Originally from Europe, this species was introduced to North America in a very special way. Their introduction can be pinpointed not only to a year but also to a person, Eugene Schieffelin. Mr. Schieffelin, a 5th Ave Resident in the late 19th century, reportedly thought "it would be nice to have all the birds mentioned by Shakespeare available for viewing in the park outside his window". So between 1890 and 1891, he had a total of 100 starlings shipped over from Europe. This small population exploded and within half a century, it went from 100 to to than 200 million in the United States. From New York, they have spread all across North-America. Thank you Mr. Schieffelin, now everyone can see the Shakespearean pests from their window whether they like it or not.
Starlings are an aggressive invasive species. They are cavity nesters and will bully their way in. Marie Winn, author of Red-Tails in Love and other great books and articles, tells of one such bullying episodes. The Northern Flicker, a large brownish woodpecker, painstakingly excavates its nest in tree trunks. Mrs. Winn and her fellow Central Park birdwatchers have observed this behavior and also the stalking Starlings, that sit and wait for the nest to be large enough before charging the flickers and laying their eggs in the freshly excavated nesting cavity, leaving the flickers to start again. It's not only the Flickers that suffer from the starlings self entitlement. All native cavity nesting birds must compete with the brutish starlings.
Enough with the accusing, let's get to know them a little better.
Member of the Order of Passeriformes, the European Starling is the type species of its genus Sturnus (meaning its the representative, the species you compare all Sturnus to). During breeding season (spring), its plumage is iridescent black with hints of green and plum, its bill is yellow. In the fall, feathers are tipped with white giving a speckled appearance and the bill is now darker, brownish. The juvenile birds are grey-brown, with a brown bill.
They are ground feeders with a particular technique called open-bill probing in which they prying into the ground by inserting and opening their bill to search for hidden food.
Outside nesting season, they can be seen in large flocks, to say the least. Watch this video (beware of motion sickness).
1. Winn, Marie. Red-tails in Love: a Wildlife Drama in Central Park. New York: Random House, 1998

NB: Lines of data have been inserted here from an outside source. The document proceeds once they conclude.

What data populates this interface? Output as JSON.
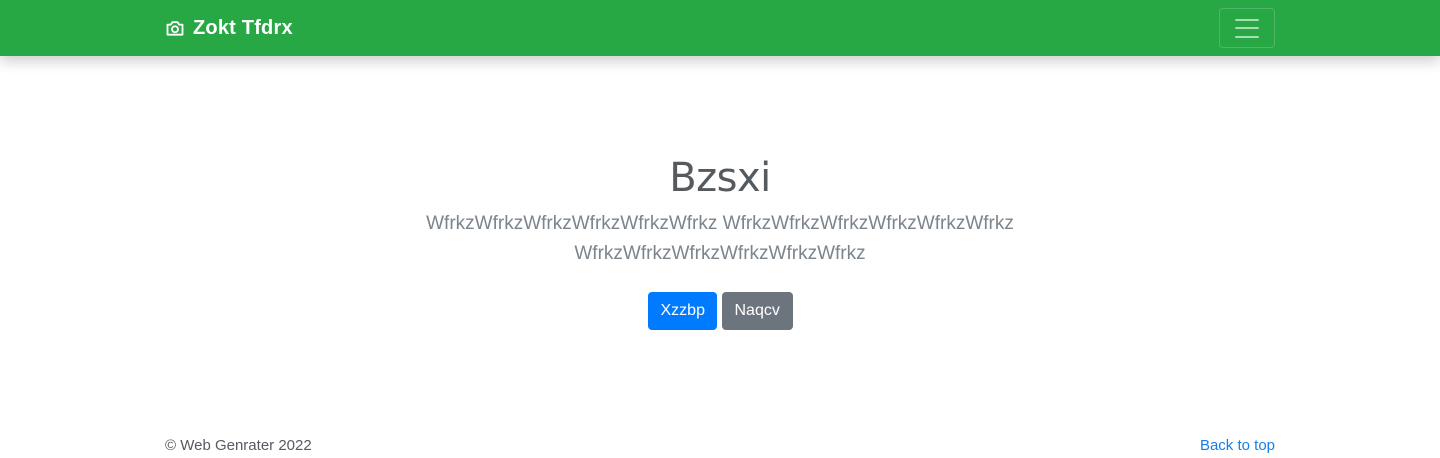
{
  "navbar": {
    "brand_label": "Zokt Tfdrx",
    "brand_icon": "camera-icon",
    "toggler_icon": "hamburger-menu-icon",
    "background_color": "#28a745"
  },
  "hero": {
    "title": "Bzsxi",
    "lead": "WfrkzWfrkzWfrkzWfrkzWfrkzWfrkz WfrkzWfrkzWfrkzWfrkzWfrkzWfrkz WfrkzWfrkzWfrkzWfrkzWfrkzWfrkz",
    "primary_button_label": "Xzzbp",
    "secondary_button_label": "Naqcv",
    "primary_color": "#007bff",
    "secondary_color": "#6c757d"
  },
  "footer": {
    "copyright": "© Web Genrater 2022",
    "back_to_top_label": "Back to top",
    "link_color": "#007bff"
  }
}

2. European Starling. Field Guide to the Birds of North America -4th Edition. Washington : National Geographic, 2002
3. European Starling. Wikipedia. Oct.23rd 2010. [Accessed online] Oct.25th 2010. http://en.wikipedia.org/wiki/European_Starling